How does it look? Heavy Armor isn’t really a game you’ll focus on because of how it looks, but the in-tank details look rather impressive, and your squadmates look rather detailed. The game is far more focused on giving you glowing items to pantomime using Kinect. In that sense, it’s a good-looking enough game.
How does it play? Remember what we just said about that barrier to entry? Okay, we left out an important detail: Heavy Armor takes Kinect’s slogan (“Your Body Is the Controller”) and takes it to what is, to date, the most logical extreme possible. We genuinely, sincerely, hope that Capcom has a detailed and user-friendly demo set to come prior to launch. It took us three sessions to get used to the controls. Frankly, that’s just starting to scratch the surface of its details. This is an unmistakably hardcore game.
The nuance in how you tilt your wrist can make the difference between pulling out a panel to ventilate your smoke-filled tank (and possibly saving everyone inside) and putzing around with the speed throttle (which would do you no good in that case). What seems initially clunky and unintuitive is actually hyper-focused and detail-oriented gameplay. Keep that in mind.
Our session at Captivate was the first with the game’s co-op. While we’re not totally unconvinced that the mode can work, we’d compare the experience to a three-legged race. It’s fun if you’re in synch with your team. If you’re not, you’ll be doing your best not to break your nose during the fall. The mode is all about racking up points in unison with your other tank-driving squadmates. There’s a time limit, so you’ll need to choose your positioning and weapons very judiciously.
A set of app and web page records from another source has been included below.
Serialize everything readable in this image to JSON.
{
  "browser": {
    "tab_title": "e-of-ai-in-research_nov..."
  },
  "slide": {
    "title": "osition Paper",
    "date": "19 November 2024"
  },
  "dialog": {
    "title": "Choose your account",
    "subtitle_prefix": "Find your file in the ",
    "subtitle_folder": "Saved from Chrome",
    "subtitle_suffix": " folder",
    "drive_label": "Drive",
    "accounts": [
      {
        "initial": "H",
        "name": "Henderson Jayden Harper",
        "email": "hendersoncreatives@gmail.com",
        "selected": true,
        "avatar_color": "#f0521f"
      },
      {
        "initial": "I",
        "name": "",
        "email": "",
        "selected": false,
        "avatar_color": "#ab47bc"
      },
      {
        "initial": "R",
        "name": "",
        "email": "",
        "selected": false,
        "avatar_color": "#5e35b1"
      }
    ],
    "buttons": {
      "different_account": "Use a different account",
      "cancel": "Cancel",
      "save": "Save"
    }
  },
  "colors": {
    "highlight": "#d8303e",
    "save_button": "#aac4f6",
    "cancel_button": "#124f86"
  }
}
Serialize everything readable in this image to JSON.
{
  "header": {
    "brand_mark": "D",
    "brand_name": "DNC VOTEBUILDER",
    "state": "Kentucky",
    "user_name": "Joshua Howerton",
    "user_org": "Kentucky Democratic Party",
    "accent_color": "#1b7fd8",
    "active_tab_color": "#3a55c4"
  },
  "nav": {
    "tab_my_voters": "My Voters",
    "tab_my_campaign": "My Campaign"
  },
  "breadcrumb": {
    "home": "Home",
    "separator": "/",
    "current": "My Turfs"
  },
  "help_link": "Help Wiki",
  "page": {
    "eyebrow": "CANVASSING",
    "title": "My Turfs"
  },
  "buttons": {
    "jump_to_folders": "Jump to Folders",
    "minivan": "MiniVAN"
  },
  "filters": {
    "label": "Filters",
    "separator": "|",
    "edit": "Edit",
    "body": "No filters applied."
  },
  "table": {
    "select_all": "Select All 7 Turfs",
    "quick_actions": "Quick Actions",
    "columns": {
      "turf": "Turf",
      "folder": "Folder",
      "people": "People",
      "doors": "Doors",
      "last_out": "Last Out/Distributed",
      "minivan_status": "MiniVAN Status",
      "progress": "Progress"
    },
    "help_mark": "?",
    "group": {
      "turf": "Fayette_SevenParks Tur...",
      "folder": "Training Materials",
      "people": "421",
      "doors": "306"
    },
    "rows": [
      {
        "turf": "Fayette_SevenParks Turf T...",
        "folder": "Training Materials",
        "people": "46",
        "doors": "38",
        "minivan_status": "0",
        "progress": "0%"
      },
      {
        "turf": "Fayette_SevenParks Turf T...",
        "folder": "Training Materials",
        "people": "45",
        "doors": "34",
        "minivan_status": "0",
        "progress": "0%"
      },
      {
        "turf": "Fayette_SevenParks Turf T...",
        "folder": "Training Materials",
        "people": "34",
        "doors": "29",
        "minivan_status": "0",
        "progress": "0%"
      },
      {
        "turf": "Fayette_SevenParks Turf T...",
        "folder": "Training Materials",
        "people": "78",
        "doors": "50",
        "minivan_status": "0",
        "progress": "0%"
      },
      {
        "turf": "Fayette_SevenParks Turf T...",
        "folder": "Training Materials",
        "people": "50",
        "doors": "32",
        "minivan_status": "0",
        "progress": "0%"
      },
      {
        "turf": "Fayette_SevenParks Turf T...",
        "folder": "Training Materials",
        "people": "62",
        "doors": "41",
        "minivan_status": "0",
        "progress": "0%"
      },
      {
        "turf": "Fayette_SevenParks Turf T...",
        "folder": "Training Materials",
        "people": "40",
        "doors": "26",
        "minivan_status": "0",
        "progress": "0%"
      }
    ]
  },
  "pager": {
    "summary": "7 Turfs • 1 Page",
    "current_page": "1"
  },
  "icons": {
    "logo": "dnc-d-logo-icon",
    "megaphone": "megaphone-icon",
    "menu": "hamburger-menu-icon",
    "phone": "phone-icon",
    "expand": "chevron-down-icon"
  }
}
If you’re the squad leader, that last sentence is even more crucial; the game host’s tank decides the course of the game; that is, if the leader dies, the game ends. In a group of inexperienced players, it’s akin to winning the lucky number in Shirley Jackson’s “The Lottery.”
In our mission, we coordinated with other media –some who’d had a few spins in the tank and others playing as though they were patting their heads, rubbing their bellies, and walking while chewing gum at the same time—to take on a series of rival mechs and big mortars. Coordinating will be key, since one person’s vantage point for a sniper-like periscope shot can very well create bottlenecks that no one else can pass through.
In the right hands, however, the mode could rival Armored Core V’s guild-based online as the most intense method of embodying the cockpit of a gigantic war machine. But you’ll need to put your time in on practice, absolutely no doubt about it. The immense pressure of managing a tank, plus the threat of mortars and online friends pipping your score will scare off many people.
When is it out? Look for it on June 19.